Given the length and significance of these disputes, it would be wise to carry out the appropriate research of other regions you may want to operate in addition to checking for identical/confusing names in Canada.
Also of interest, a domain name is like a digital signpost for your business. Whether you are operating an online business or otherwise, securing the right domain name using your company name or trademark will help enhance your online visibility and presence.
3. Protecting Your Intellectual Property
There are different types of IP rights, namely, trademarks, copyright, design and patent rights. Depending on the nature of your business, certain IP rights may be more relevant than others. For instance, Amazon is not just part of the corporate name of Amazon Technologies Inc., it is also the invaluable trademark of the e-commerce giant. Amazon owns some very interesting patents, including a recent U.S. patent for an “Airborne Fulfillment Center” or what some are calling, “a giant flying warehouse”, that deploys drones for delivery services.
IP ownership should not be viewed solely from the perspective of establishing your rights.

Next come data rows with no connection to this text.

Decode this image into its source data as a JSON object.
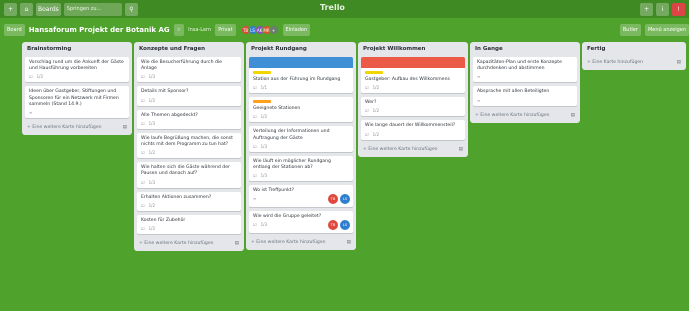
{
  "topbar": {
    "boards_label": "Boards",
    "search_placeholder": "Springen zu...",
    "logo": "Trello",
    "add_label": "+",
    "info_label": "i",
    "bell_label": "!"
  },
  "board": {
    "menu_label": "Board",
    "title": "Hansaforum Projekt der Botanik AG",
    "team_label": "Insa-Lern",
    "visibility_label": "Privat",
    "invite_label": "Einladen",
    "butler_label": "Butler",
    "menu_right_label": "Menü anzeigen",
    "members": [
      {
        "initials": "TB",
        "color": "#e0483d"
      },
      {
        "initials": "LS",
        "color": "#2f7fd1"
      },
      {
        "initials": "AK",
        "color": "#8b4fc7"
      },
      {
        "initials": "MR",
        "color": "#d6562b"
      },
      {
        "initials": "+",
        "color": "#6b7d6f"
      }
    ]
  },
  "colors": {
    "board_bg": "#4fa22c",
    "label_yellow": "#f2d600",
    "label_orange": "#ff9f1a",
    "cover_blue": "#3f8fd6",
    "cover_red": "#eb5a46"
  },
  "lists": [
    {
      "title": "Brainstorming",
      "add_card": "+ Eine weitere Karte hinzufügen",
      "cards": [
        {
          "text": "Vorschlag rund um die Ankunft der Gäste und Hausführung vorbereiten",
          "meta": "1/2"
        },
        {
          "text": "Ideen über Gastgeber, Stiftungen und Sponsoren für ein Netzwerk mit Firmen sammeln (Stand 14.9.)",
          "meta": "≡"
        }
      ]
    },
    {
      "title": "Konzepte und Fragen",
      "add_card": "+ Eine weitere Karte hinzufügen",
      "cards": [
        {
          "text": "Wie die Besucherführung durch die Anlage",
          "meta": "1/3"
        },
        {
          "text": "Details mit Sponsor?",
          "meta": "1/2"
        },
        {
          "text": "Alle Themen abgedeckt?",
          "meta": "1/3"
        },
        {
          "text": "Wie laufe Begrüßung machen, die sonst nichts mit dem Programm zu tun hat?",
          "meta": "1/2"
        },
        {
          "text": "Wie halten sich die Gäste während der Pausen und danach auf?",
          "meta": "1/3"
        },
        {
          "text": "Erhalten Aktionen zusammen?",
          "meta": "1/2"
        },
        {
          "text": "Kosten für Zubehör",
          "meta": "1/2"
        }
      ]
    },
    {
      "title": "Projekt Rundgang",
      "add_card": "+ Eine weitere Karte hinzufügen",
      "cards": [
        {
          "cover": "blue",
          "label": "yellow",
          "text": "Station aus der Führung im Rundgang",
          "meta": "1/1"
        },
        {
          "label": "orange",
          "text": "Geeignete Stationen",
          "meta": "1/2"
        },
        {
          "text": "Verteilung der Informationen und Auftragung der Gäste",
          "meta": "1/3"
        },
        {
          "text": "Wie läuft ein möglicher Rundgang entlang der Stationen ab?",
          "meta": "1/3"
        },
        {
          "text": "Wo ist Treffpunkt?",
          "meta": "≡",
          "members": [
            "TB",
            "LS"
          ]
        },
        {
          "text": "Wie wird die Gruppe geleitet?",
          "meta": "1/3",
          "members": [
            "TB",
            "LS"
          ]
        }
      ]
    },
    {
      "title": "Projekt Willkommen",
      "add_card": "+ Eine weitere Karte hinzufügen",
      "cards": [
        {
          "cover": "red",
          "label": "yellow",
          "text": "Gastgeber: Aufbau des Willkommens",
          "meta": "1/2"
        },
        {
          "text": "Wer?",
          "meta": "1/2"
        },
        {
          "text": "Wie lange dauert der Willkommensteil?",
          "meta": "1/2"
        }
      ]
    },
    {
      "title": "In Gange",
      "add_card": "+ Eine weitere Karte hinzufügen",
      "cards": [
        {
          "text": "Kapazitäten-Plan und erste Konzepte durchdenken und abstimmen",
          "meta": "≡"
        },
        {
          "text": "Absprache mit allen Beteiligten",
          "meta": "≡"
        }
      ]
    },
    {
      "title": "Fertig",
      "add_card": "+ Eine Karte hinzufügen",
      "cards": []
    }
  ]
}
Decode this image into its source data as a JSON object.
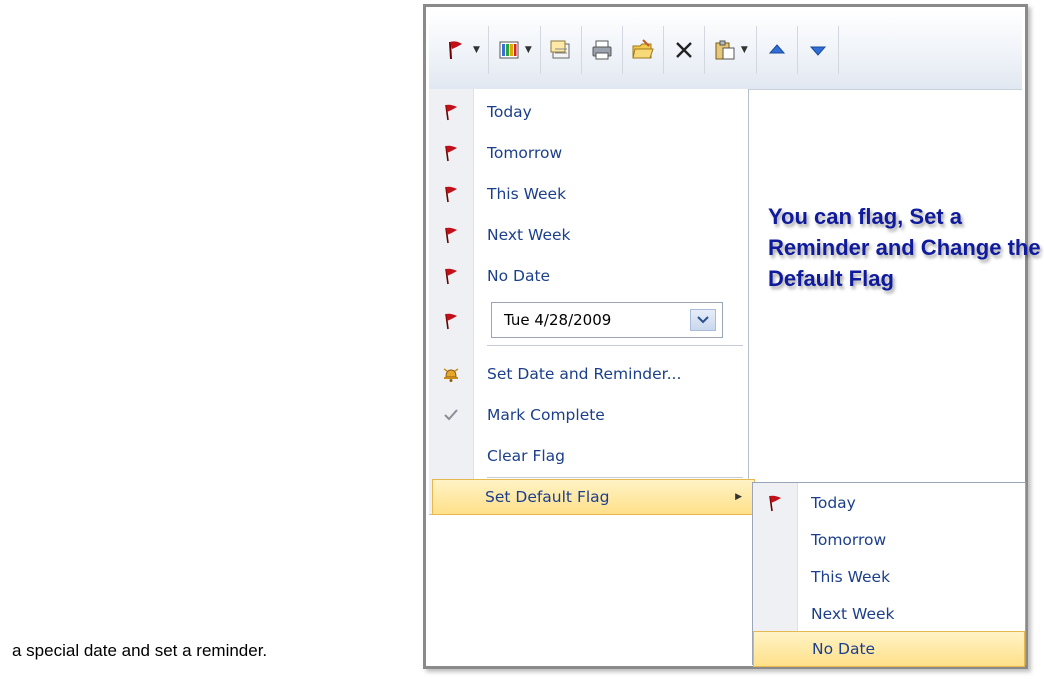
{
  "caption": "a special date  and set a reminder.",
  "toolbar": {
    "icons": [
      "flag-dropdown",
      "categorize-dropdown",
      "address-book",
      "print",
      "move-to-folder",
      "delete",
      "paste-dropdown",
      "move-up",
      "move-down"
    ]
  },
  "flag_menu": {
    "items": [
      "Today",
      "Tomorrow",
      "This Week",
      "Next Week",
      "No Date"
    ],
    "date_value": "Tue 4/28/2009",
    "set_date_reminder": "Set Date and Reminder...",
    "mark_complete": "Mark Complete",
    "clear_flag": "Clear Flag",
    "set_default_flag": "Set Default Flag"
  },
  "default_flag_submenu": {
    "items": [
      "Today",
      "Tomorrow",
      "This Week",
      "Next Week",
      "No Date"
    ],
    "selected": "No Date"
  },
  "callout": "You can flag, Set a Reminder and Change the Default Flag",
  "colors": {
    "menu_text": "#1c3f8c",
    "highlight": "#ffe08a",
    "callout_text": "#0f1b9c",
    "flag": "#c0101a"
  }
}
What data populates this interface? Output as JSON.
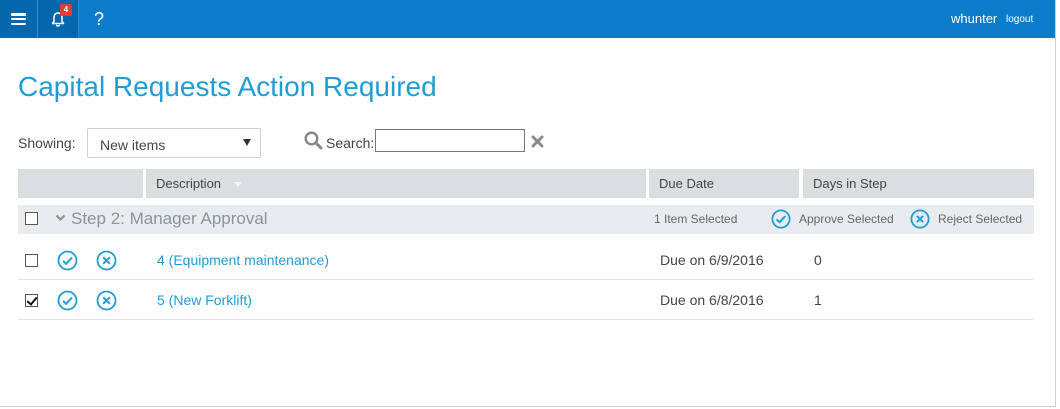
{
  "topbar": {
    "notifications_count": "4",
    "help_label": "?",
    "username": "whunter",
    "logout_label": "logout",
    "icons": {
      "menu": "menu-icon",
      "notifications": "bell-icon"
    },
    "colors": {
      "bar": "#0a7cc8",
      "active": "#0767ad",
      "badge": "#e53935"
    }
  },
  "page": {
    "title": "Capital Requests Action Required",
    "accent_color": "#1e9ed6"
  },
  "filter": {
    "showing_label": "Showing:",
    "selected_option": "New items",
    "search_label": "Search:",
    "search_value": ""
  },
  "table": {
    "columns": [
      "Description",
      "Due Date",
      "Days in Step"
    ],
    "sorted_column": "Description",
    "groups": [
      {
        "title": "Step 2: Manager Approval",
        "selected_count_text": "1 Item Selected",
        "approve_label": "Approve Selected",
        "reject_label": "Reject Selected",
        "rows": [
          {
            "description": "4 (Equipment maintenance)",
            "due": "Due on 6/9/2016",
            "days": "0",
            "checked": false
          },
          {
            "description": "5 (New Forklift)",
            "due": "Due on 6/8/2016",
            "days": "1",
            "checked": true
          }
        ]
      }
    ]
  }
}
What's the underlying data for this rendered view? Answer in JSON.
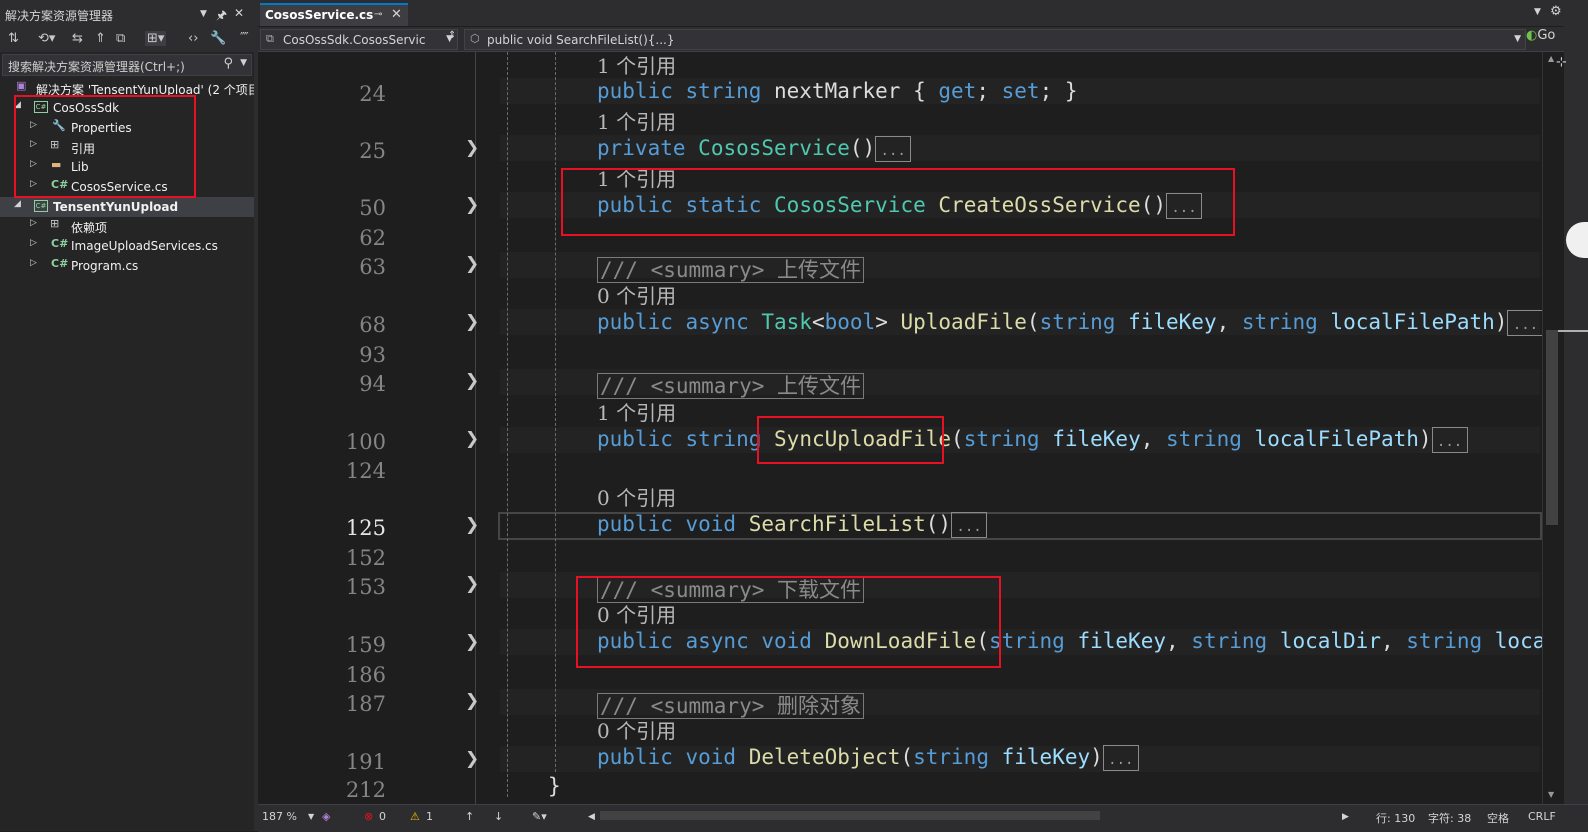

It can also provide opportunities for exploitation of these rights, such as through licensing, franchising and potentially, the opportunity to sell or assign your IP rights.
If you have your sights set on the international market, it is important to take steps to protect your rights internationally.
4. Licenses, Permits and Insurance
Find out what regulations govern your type of business and what licences and/or permits are required from this useful site. The Canadian Anti-Spam law prohibits businesses from doing certain unsolicited activities online, such as the sending of unsolicited commercial electronic messages without obtaining the recipient’s consent. There are privacy laws that businesses have to pay attention to regarding the collection and use of personal information in the course of commercial activities. For some businesses, having the appropriate insurance in place is strongly recommended. For instance, for food vendors (whether a food truck or a farmer’s market stall), protecting against potential food mishandling and sanitation claims is of paramount importance.
5. Relationship with stakeholders
In the course of running your business, you will be working with various people such as suppliers, distributors, dealers, service providers, payment providers, web designers, software developers, social media consultants, and legal and financial advisers. Within your organization, you will have business partners, funders, investors, employees and contractors. Most importantly, you will need customers, clients, subscribers or users. Ensuring that the parties understand their respective roles, obligations and responsibilities will be crucial for the success of your business. Having the proper contracts to govern these relationships, where the scope of work is properly defined, and the rights and obligations of the parties are clearly set out, will avoid misunderstanding and conflicts down the road.
The above is by no means an exhaustive list but perhaps a good starting point when looking to identify potential legal issues that your business may face.
Anheuser-Busch v. Du Bois Brewing Co., 73 F. Supp. 338 (W.D. Pa. 1947), 
Judgment of 29 July 2010, Anheuser-Busch Inc. v OHIM and Budĕjovický Budvar, národní podnik, C-214/09 P
Apple Corps Limited v Apple Computer, Inc  EWHC 996 (Ch)
U.S. Patent No. 9,305,280